Is it Joe Biden? Maybe, but many question whether he has the mental capacity and the energy to run the show.
In this post about the Biden administration’s early hard-left initiatives, I speculated that Susan Rice, Ron Klain, or some combination of the two are determining Biden’s domestic policy agenda under pressure from the left. On the foreign policy side, no known policy has yet emerged about which to speculate.
Ric Grenell, who until recently was the acting DNI, believes that Rice is dictating both domestic and foreign policy. Rice is Biden’s White House Domestic Policy Council director, so domestic policy falls under her jurisdiction. Rice’s experience, however, is in the areas of foreign policy and national security.

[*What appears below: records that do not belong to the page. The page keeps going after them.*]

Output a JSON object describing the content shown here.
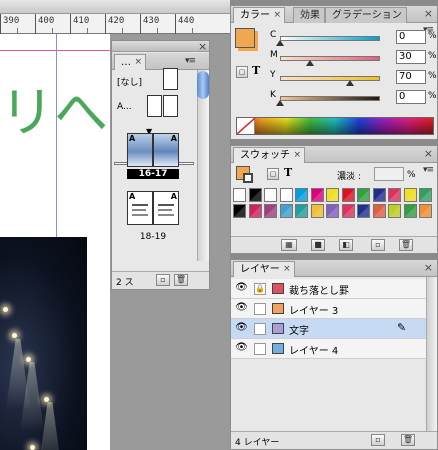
{
  "ruler": {
    "marks": [
      "390",
      "400",
      "410",
      "420",
      "430",
      "440"
    ]
  },
  "canvas": {
    "green_text": "リへ"
  },
  "pages": {
    "tab_label": "…",
    "master_none": "[なし]",
    "master_a": "A...",
    "spread1_label": "16-17",
    "spread2_label": "18-19",
    "footer_count": "2 ス",
    "page_letter": "A"
  },
  "color": {
    "tabs": [
      "カラー",
      "効果",
      "グラデーション"
    ],
    "fill_color": "#f0a850",
    "channels": [
      {
        "name": "C",
        "value": "0",
        "knob": 0.0,
        "gradient": [
          "#ffffff",
          "#00a0c8"
        ]
      },
      {
        "name": "M",
        "value": "30",
        "knob": 0.3,
        "gradient": [
          "#f6e4c8",
          "#e06080"
        ]
      },
      {
        "name": "Y",
        "value": "70",
        "knob": 0.7,
        "gradient": [
          "#fbe0c8",
          "#f0c020"
        ]
      },
      {
        "name": "K",
        "value": "0",
        "knob": 0.0,
        "gradient": [
          "#f4c890",
          "#201810"
        ]
      }
    ],
    "percent": "%"
  },
  "swatch": {
    "tab": "スウォッチ",
    "tint_label": "濃淡 :",
    "percent": "%",
    "colors_row1": [
      "#ffffff",
      "#000000",
      "#ffffff",
      "#ffffff",
      "#00a0e0",
      "#e0007a",
      "#f0e020",
      "#e01020",
      "#30a040",
      "#203090",
      "#e03060",
      "#f0e020",
      "#30a060"
    ],
    "colors_row2": [
      "#000000",
      "#d02060",
      "#a04080",
      "#40a0d0",
      "#20a0a0",
      "#f0c030",
      "#8060c0",
      "#e03060",
      "#203090",
      "#e06040",
      "#c0d020",
      "#30a040",
      "#f09030"
    ]
  },
  "layers": {
    "tab": "レイヤー",
    "items": [
      {
        "name": "裁ち落とし罫",
        "color": "#e05060",
        "locked": true,
        "selected": false
      },
      {
        "name": "レイヤー 3",
        "color": "#f0a060",
        "locked": false,
        "selected": false
      },
      {
        "name": "文字",
        "color": "#a8a0d0",
        "locked": false,
        "selected": true
      },
      {
        "name": "レイヤー 4",
        "color": "#70b0e0",
        "locked": false,
        "selected": false
      }
    ],
    "footer": "4 レイヤー"
  }
}
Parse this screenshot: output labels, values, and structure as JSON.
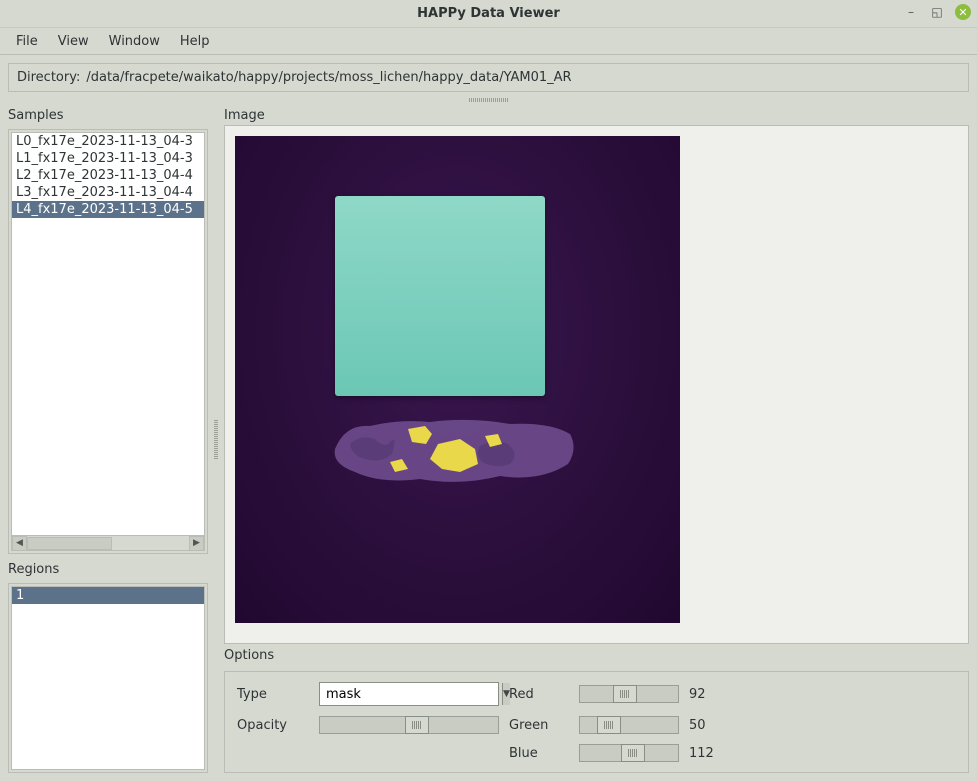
{
  "window": {
    "title": "HAPPy Data Viewer"
  },
  "menu": {
    "items": [
      "File",
      "View",
      "Window",
      "Help"
    ]
  },
  "directory": {
    "label": "Directory:",
    "path": "/data/fracpete/waikato/happy/projects/moss_lichen/happy_data/YAM01_AR"
  },
  "samples": {
    "label": "Samples",
    "items": [
      "L0_fx17e_2023-11-13_04-3",
      "L1_fx17e_2023-11-13_04-3",
      "L2_fx17e_2023-11-13_04-4",
      "L3_fx17e_2023-11-13_04-4",
      "L4_fx17e_2023-11-13_04-5"
    ],
    "selected_index": 4
  },
  "regions": {
    "label": "Regions",
    "items": [
      "1"
    ],
    "selected_index": 0
  },
  "image": {
    "label": "Image"
  },
  "options": {
    "label": "Options",
    "type_label": "Type",
    "type_value": "mask",
    "opacity_label": "Opacity",
    "opacity_value": 50,
    "red_label": "Red",
    "red_value": "92",
    "green_label": "Green",
    "green_value": "50",
    "blue_label": "Blue",
    "blue_value": "112"
  }
}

Thus, it’s plausible to believe that she is a major player in these areas, as well.
Given Rice’s lack of experience and expertise in domestic policy, what I wonder is whom she is looking to for guidance in this area. She may be looking to her former boss, Barack Obama.
Rice isn’t the only candidate for power behind the throne. Many assumed that Vice President Kamala Harris would run the show for Biden. Grenell doesn’t think so. He says that Harris “needs to spend most of her time in the Senate because it’s. . .50-50.”
I very much doubt that Harris is too bogged down in the Senate to have a major hand in setting White House policy. Her problem, I suspect, is that she isn’t sufficiently respected by Biden and his team to be a key player. If so, the lack of respect is well earned.
In the end, I don’t think it matters much whether Rice, Harris, Klain, or Biden himself is deciding the course of the new administration’s domestic policy. The real source of that policy will be the hard left.
Why? Because adhering to the hard left’s agenda will be the path of least resistance for whoever at the White House makes the call. And because no one with influence at the White House is likely to be put off by that agenda.